- Provided material:

______________________________

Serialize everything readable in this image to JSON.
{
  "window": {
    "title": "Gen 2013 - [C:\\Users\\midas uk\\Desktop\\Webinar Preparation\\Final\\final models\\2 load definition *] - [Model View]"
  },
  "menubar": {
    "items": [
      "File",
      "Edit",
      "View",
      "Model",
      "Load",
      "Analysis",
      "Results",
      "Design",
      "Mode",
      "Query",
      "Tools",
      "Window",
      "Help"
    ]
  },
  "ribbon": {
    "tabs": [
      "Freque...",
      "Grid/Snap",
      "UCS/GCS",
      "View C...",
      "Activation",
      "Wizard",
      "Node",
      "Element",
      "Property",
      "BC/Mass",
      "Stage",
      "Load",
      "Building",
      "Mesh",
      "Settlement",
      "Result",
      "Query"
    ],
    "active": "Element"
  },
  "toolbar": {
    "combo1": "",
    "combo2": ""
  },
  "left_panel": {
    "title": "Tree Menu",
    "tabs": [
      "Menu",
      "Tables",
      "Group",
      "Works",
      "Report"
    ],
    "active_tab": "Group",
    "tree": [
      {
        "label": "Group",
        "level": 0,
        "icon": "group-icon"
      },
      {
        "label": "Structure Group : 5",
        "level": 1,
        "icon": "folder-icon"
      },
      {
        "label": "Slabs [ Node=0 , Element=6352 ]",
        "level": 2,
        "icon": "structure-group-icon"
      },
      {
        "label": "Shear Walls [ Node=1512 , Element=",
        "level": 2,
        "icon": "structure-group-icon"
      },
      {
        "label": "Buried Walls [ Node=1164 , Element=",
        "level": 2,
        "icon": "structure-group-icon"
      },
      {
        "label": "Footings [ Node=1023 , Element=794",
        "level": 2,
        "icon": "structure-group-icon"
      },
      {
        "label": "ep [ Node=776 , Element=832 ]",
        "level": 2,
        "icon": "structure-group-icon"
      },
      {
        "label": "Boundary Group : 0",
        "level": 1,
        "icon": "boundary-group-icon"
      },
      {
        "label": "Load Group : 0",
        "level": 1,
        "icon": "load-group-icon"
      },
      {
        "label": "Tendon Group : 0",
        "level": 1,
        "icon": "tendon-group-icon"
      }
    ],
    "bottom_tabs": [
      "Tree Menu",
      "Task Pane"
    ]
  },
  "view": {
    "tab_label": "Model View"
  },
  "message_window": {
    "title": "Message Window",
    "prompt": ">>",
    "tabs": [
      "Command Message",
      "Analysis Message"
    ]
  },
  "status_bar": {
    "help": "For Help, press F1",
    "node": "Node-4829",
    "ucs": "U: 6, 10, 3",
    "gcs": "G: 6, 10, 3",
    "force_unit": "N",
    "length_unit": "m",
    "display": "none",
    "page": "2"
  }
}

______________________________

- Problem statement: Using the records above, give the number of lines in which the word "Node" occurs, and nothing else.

- Solution to this exercise: 7